**EXERCISE BRIEF**
From the entries that follow, list every line in which the string "rating" appears.

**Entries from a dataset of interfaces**
——————————
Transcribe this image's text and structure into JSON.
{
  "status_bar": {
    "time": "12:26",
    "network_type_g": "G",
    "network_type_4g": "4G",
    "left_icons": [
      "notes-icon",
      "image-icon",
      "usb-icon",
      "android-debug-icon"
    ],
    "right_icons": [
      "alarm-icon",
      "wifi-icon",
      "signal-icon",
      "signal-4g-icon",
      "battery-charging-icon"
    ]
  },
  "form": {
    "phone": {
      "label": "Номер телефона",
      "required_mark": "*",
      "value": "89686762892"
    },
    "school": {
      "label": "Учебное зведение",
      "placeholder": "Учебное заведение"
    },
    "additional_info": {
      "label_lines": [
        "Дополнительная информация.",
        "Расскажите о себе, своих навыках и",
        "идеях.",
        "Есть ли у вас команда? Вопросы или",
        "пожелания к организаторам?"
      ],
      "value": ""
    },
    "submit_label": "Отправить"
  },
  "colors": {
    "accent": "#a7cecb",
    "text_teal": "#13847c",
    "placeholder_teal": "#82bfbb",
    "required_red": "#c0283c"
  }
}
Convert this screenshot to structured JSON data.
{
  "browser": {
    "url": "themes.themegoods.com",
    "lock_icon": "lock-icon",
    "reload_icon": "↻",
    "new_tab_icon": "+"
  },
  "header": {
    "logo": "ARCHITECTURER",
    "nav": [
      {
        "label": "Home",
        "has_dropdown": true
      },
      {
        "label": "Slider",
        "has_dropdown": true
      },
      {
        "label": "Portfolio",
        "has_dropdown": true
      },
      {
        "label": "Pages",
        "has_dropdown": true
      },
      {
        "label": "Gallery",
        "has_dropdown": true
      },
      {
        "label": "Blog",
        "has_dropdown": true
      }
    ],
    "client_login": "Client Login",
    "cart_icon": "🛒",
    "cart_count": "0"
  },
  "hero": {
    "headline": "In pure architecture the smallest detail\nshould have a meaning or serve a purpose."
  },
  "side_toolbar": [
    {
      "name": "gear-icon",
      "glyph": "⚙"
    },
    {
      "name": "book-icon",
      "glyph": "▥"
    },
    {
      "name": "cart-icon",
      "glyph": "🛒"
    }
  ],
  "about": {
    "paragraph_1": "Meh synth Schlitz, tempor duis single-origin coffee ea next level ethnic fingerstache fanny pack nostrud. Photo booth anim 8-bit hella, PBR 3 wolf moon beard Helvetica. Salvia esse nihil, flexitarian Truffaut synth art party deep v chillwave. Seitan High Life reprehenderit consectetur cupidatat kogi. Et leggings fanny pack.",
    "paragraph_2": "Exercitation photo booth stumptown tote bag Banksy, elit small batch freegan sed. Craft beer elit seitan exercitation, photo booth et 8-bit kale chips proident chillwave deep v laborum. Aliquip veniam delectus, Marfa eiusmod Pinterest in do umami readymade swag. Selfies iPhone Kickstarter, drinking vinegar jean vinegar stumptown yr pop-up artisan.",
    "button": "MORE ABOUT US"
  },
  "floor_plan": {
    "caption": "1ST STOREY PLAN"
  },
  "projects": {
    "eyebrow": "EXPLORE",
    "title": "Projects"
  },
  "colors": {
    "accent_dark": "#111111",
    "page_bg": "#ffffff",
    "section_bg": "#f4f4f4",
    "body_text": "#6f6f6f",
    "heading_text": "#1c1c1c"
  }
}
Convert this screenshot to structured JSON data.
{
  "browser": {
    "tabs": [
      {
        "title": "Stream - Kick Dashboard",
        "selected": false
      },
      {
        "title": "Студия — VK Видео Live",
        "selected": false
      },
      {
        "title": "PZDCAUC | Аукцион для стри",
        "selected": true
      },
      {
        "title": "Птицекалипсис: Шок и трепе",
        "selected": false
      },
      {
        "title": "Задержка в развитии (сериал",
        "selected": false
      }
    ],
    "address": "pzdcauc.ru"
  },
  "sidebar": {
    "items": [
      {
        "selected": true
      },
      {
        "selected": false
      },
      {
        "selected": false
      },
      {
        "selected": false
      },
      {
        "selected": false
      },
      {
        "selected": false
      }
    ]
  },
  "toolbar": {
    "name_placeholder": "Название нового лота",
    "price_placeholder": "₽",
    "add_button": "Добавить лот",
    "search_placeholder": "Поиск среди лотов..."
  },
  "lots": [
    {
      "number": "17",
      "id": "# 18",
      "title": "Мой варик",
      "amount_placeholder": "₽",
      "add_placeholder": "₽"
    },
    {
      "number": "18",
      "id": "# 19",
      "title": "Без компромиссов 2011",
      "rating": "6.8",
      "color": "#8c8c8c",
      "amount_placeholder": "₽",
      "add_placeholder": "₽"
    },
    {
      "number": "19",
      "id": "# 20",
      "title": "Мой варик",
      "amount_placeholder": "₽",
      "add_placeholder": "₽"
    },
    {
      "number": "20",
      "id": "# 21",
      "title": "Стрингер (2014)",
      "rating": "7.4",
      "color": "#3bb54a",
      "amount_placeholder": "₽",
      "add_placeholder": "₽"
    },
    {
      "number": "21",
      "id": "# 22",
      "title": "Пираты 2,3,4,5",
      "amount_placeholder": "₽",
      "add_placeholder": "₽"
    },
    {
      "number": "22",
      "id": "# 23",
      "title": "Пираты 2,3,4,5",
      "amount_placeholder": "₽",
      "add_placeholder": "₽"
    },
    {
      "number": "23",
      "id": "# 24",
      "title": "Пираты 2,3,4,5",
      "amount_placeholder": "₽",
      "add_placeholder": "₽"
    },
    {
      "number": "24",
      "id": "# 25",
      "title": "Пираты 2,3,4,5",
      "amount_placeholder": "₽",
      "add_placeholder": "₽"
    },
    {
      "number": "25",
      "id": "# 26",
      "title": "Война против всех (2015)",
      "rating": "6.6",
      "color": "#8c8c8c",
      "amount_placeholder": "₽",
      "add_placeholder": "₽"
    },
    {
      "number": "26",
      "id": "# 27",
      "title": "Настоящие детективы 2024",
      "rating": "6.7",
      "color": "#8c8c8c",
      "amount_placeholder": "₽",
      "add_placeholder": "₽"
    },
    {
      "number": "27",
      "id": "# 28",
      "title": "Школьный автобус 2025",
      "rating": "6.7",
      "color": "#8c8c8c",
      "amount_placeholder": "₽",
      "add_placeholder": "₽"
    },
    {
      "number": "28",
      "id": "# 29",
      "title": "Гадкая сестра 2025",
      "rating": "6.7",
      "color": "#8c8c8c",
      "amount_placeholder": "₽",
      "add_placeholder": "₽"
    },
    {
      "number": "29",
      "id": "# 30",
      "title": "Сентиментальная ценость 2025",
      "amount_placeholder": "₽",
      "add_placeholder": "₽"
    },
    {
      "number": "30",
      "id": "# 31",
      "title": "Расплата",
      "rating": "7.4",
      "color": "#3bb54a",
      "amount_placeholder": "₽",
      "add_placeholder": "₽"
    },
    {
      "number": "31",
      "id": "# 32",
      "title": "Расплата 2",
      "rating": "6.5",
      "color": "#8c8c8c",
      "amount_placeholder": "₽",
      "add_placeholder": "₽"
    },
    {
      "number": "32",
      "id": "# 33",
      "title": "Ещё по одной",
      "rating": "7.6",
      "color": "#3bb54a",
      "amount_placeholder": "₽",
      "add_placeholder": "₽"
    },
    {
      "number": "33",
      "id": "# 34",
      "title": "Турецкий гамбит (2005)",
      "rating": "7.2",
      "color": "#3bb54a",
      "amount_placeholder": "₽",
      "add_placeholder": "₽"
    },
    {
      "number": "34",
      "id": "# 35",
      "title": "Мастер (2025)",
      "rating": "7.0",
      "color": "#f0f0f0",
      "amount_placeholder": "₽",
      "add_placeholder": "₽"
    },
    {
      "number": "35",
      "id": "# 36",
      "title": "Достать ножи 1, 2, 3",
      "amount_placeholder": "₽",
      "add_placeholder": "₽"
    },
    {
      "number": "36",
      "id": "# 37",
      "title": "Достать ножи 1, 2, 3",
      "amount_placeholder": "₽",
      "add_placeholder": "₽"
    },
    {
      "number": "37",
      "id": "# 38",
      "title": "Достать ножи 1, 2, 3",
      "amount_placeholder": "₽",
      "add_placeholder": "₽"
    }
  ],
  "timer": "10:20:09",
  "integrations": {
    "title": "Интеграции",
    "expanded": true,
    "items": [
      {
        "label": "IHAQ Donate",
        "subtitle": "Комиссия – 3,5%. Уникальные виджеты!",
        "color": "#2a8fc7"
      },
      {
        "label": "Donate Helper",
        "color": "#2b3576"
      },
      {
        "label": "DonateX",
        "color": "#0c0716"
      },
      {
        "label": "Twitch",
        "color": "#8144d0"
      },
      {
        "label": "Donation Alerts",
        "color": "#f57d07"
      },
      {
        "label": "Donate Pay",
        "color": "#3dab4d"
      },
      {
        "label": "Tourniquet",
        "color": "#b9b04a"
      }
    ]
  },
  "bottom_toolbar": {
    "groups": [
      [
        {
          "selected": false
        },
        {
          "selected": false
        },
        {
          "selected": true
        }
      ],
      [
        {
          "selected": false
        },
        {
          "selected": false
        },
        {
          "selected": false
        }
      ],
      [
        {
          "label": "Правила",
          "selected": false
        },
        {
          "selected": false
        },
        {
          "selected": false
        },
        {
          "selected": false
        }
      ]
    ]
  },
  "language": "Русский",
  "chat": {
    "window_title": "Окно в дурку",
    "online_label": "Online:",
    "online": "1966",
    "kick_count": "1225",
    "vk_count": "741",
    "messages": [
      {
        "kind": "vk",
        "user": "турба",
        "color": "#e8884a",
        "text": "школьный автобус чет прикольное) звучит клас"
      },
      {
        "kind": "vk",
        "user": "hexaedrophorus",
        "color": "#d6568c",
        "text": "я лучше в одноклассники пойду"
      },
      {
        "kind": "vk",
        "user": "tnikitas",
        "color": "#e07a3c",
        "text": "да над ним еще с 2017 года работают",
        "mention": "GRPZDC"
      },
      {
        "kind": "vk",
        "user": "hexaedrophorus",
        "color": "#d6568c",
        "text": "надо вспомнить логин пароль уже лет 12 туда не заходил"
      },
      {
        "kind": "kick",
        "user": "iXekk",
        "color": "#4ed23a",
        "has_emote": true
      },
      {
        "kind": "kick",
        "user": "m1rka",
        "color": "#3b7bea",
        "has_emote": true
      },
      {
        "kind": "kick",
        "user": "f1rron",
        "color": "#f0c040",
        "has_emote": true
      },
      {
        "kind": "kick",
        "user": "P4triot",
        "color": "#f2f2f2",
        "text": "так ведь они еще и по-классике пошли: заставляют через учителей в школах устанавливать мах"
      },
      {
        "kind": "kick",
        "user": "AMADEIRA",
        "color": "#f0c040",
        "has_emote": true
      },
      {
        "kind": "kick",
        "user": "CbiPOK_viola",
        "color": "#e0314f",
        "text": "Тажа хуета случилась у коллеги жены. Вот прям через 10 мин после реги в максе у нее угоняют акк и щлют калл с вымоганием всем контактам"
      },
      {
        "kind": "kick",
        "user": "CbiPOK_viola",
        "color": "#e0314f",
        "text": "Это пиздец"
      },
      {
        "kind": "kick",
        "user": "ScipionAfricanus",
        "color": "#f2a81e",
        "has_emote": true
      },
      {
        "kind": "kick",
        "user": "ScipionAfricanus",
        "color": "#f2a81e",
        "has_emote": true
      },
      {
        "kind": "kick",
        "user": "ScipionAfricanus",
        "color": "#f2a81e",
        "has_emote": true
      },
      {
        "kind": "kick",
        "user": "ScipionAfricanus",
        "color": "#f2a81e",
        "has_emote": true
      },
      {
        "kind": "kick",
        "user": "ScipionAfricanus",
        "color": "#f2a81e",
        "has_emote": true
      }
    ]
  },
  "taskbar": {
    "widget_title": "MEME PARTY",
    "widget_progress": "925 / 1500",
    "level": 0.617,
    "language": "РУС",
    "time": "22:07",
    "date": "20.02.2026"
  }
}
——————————
**SOLUTION**
      "rating": "6.8",
      "rating": "7.4",
      "rating": "6.6",
      "rating": "6.7",
      "rating": "6.7",
      "rating": "6.7",
      "rating": "7.4",
      "rating": "6.5",
      "rating": "7.6",
      "rating": "7.2",
      "rating": "7.0",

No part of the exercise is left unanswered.